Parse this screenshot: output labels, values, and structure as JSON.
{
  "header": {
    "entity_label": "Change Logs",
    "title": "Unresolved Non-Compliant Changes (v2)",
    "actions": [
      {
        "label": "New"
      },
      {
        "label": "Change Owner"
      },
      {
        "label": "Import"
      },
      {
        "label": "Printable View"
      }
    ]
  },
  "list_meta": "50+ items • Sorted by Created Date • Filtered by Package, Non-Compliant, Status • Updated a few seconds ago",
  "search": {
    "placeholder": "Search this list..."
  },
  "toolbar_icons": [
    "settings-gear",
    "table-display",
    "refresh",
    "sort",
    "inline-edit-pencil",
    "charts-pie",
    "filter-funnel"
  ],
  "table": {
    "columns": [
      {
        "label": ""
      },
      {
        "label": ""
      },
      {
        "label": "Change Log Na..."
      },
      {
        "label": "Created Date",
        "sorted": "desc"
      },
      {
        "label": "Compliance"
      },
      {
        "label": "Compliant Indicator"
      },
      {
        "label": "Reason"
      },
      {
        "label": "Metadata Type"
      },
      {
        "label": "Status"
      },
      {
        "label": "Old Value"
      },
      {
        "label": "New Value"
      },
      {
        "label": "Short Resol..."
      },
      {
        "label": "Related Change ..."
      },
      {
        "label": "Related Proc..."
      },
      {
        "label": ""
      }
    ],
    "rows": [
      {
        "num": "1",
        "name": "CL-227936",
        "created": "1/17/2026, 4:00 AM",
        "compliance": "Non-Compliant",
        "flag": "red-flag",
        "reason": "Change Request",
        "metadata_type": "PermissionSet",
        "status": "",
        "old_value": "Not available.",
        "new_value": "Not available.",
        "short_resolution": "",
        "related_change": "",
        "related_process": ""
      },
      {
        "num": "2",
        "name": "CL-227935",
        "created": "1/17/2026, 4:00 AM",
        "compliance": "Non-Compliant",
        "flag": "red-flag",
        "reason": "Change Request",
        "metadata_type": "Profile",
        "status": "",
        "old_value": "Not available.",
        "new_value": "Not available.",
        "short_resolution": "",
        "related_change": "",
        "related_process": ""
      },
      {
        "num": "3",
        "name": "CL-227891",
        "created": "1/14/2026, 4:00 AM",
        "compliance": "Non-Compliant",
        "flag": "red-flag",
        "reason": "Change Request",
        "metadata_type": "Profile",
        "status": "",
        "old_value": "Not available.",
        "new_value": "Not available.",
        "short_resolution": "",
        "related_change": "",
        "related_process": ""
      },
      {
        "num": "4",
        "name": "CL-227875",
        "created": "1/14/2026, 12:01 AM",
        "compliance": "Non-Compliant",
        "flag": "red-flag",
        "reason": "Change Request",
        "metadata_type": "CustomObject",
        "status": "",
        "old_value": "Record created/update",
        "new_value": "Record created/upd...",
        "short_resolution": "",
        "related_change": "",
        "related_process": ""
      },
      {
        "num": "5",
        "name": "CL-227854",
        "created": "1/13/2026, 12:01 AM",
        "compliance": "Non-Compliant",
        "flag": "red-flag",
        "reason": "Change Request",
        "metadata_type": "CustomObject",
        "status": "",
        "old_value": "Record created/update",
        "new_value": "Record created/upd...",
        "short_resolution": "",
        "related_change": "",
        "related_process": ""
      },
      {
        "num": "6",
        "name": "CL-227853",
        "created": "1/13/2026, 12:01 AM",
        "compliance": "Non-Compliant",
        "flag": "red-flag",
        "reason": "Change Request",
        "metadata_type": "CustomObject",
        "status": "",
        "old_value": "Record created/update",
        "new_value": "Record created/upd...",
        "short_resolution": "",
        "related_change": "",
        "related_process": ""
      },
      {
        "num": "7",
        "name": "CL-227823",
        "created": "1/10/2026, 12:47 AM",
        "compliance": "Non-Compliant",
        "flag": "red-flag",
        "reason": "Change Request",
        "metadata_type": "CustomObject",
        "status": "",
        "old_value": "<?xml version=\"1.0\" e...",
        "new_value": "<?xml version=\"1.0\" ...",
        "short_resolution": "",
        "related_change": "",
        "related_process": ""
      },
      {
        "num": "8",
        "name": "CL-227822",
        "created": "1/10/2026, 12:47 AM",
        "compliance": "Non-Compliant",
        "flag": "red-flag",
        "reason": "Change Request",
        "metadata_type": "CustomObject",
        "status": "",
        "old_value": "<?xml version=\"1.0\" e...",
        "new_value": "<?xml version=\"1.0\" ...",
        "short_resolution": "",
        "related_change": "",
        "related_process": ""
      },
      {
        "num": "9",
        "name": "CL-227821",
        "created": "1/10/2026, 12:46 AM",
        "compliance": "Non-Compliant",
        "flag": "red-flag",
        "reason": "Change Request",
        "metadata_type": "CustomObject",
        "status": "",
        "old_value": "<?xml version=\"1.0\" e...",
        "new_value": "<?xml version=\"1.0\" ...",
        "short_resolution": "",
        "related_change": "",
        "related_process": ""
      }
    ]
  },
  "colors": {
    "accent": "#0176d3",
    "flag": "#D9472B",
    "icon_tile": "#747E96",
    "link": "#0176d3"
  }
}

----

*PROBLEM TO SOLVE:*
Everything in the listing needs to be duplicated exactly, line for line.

*YOUR SOLUTION:*
Parse this screenshot: output labels, values, and structure as JSON.
{
  "header": {
    "entity_label": "Change Logs",
    "title": "Unresolved Non-Compliant Changes (v2)",
    "actions": [
      {
        "label": "New"
      },
      {
        "label": "Change Owner"
      },
      {
        "label": "Import"
      },
      {
        "label": "Printable View"
      }
    ]
  },
  "list_meta": "50+ items • Sorted by Created Date • Filtered by Package, Non-Compliant, Status • Updated a few seconds ago",
  "search": {
    "placeholder": "Search this list..."
  },
  "toolbar_icons": [
    "settings-gear",
    "table-display",
    "refresh",
    "sort",
    "inline-edit-pencil",
    "charts-pie",
    "filter-funnel"
  ],
  "table": {
    "columns": [
      {
        "label": ""
      },
      {
        "label": ""
      },
      {
        "label": "Change Log Na..."
      },
      {
        "label": "Created Date",
        "sorted": "desc"
      },
      {
        "label": "Compliance"
      },
      {
        "label": "Compliant Indicator"
      },
      {
        "label": "Reason"
      },
      {
        "label": "Metadata Type"
      },
      {
        "label": "Status"
      },
      {
        "label": "Old Value"
      },
      {
        "label": "New Value"
      },
      {
        "label": "Short Resol..."
      },
      {
        "label": "Related Change ..."
      },
      {
        "label": "Related Proc..."
      },
      {
        "label": ""
      }
    ],
    "rows": [
      {
        "num": "1",
        "name": "CL-227936",
        "created": "1/17/2026, 4:00 AM",
        "compliance": "Non-Compliant",
        "flag": "red-flag",
        "reason": "Change Request",
        "metadata_type": "PermissionSet",
        "status": "",
        "old_value": "Not available.",
        "new_value": "Not available.",
        "short_resolution": "",
        "related_change": "",
        "related_process": ""
      },
      {
        "num": "2",
        "name": "CL-227935",
        "created": "1/17/2026, 4:00 AM",
        "compliance": "Non-Compliant",
        "flag": "red-flag",
        "reason": "Change Request",
        "metadata_type": "Profile",
        "status": "",
        "old_value": "Not available.",
        "new_value": "Not available.",
        "short_resolution": "",
        "related_change": "",
        "related_process": ""
      },
      {
        "num": "3",
        "name": "CL-227891",
        "created": "1/14/2026, 4:00 AM",
        "compliance": "Non-Compliant",
        "flag": "red-flag",
        "reason": "Change Request",
        "metadata_type": "Profile",
        "status": "",
        "old_value": "Not available.",
        "new_value": "Not available.",
        "short_resolution": "",
        "related_change": "",
        "related_process": ""
      },
      {
        "num": "4",
        "name": "CL-227875",
        "created": "1/14/2026, 12:01 AM",
        "compliance": "Non-Compliant",
        "flag": "red-flag",
        "reason": "Change Request",
        "metadata_type": "CustomObject",
        "status": "",
        "old_value": "Record created/update",
        "new_value": "Record created/upd...",
        "short_resolution": "",
        "related_change": "",
        "related_process": ""
      },
      {
        "num": "5",
        "name": "CL-227854",
        "created": "1/13/2026, 12:01 AM",
        "compliance": "Non-Compliant",
        "flag": "red-flag",
        "reason": "Change Request",
        "metadata_type": "CustomObject",
        "status": "",
        "old_value": "Record created/update",
        "new_value": "Record created/upd...",
        "short_resolution": "",
        "related_change": "",
        "related_process": ""
      },
      {
        "num": "6",
        "name": "CL-227853",
        "created": "1/13/2026, 12:01 AM",
        "compliance": "Non-Compliant",
        "flag": "red-flag",
        "reason": "Change Request",
        "metadata_type": "CustomObject",
        "status": "",
        "old_value": "Record created/update",
        "new_value": "Record created/upd...",
        "short_resolution": "",
        "related_change": "",
        "related_process": ""
      },
      {
        "num": "7",
        "name": "CL-227823",
        "created": "1/10/2026, 12:47 AM",
        "compliance": "Non-Compliant",
        "flag": "red-flag",
        "reason": "Change Request",
        "metadata_type": "CustomObject",
        "status": "",
        "old_value": "<?xml version=\"1.0\" e...",
        "new_value": "<?xml version=\"1.0\" ...",
        "short_resolution": "",
        "related_change": "",
        "related_process": ""
      },
      {
        "num": "8",
        "name": "CL-227822",
        "created": "1/10/2026, 12:47 AM",
        "compliance": "Non-Compliant",
        "flag": "red-flag",
        "reason": "Change Request",
        "metadata_type": "CustomObject",
        "status": "",
        "old_value": "<?xml version=\"1.0\" e...",
        "new_value": "<?xml version=\"1.0\" ...",
        "short_resolution": "",
        "related_change": "",
        "related_process": ""
      },
      {
        "num": "9",
        "name": "CL-227821",
        "created": "1/10/2026, 12:46 AM",
        "compliance": "Non-Compliant",
        "flag": "red-flag",
        "reason": "Change Request",
        "metadata_type": "CustomObject",
        "status": "",
        "old_value": "<?xml version=\"1.0\" e...",
        "new_value": "<?xml version=\"1.0\" ...",
        "short_resolution": "",
        "related_change": "",
        "related_process": ""
      }
    ]
  },
  "colors": {
    "accent": "#0176d3",
    "flag": "#D9472B",
    "icon_tile": "#747E96",
    "link": "#0176d3"
  }
}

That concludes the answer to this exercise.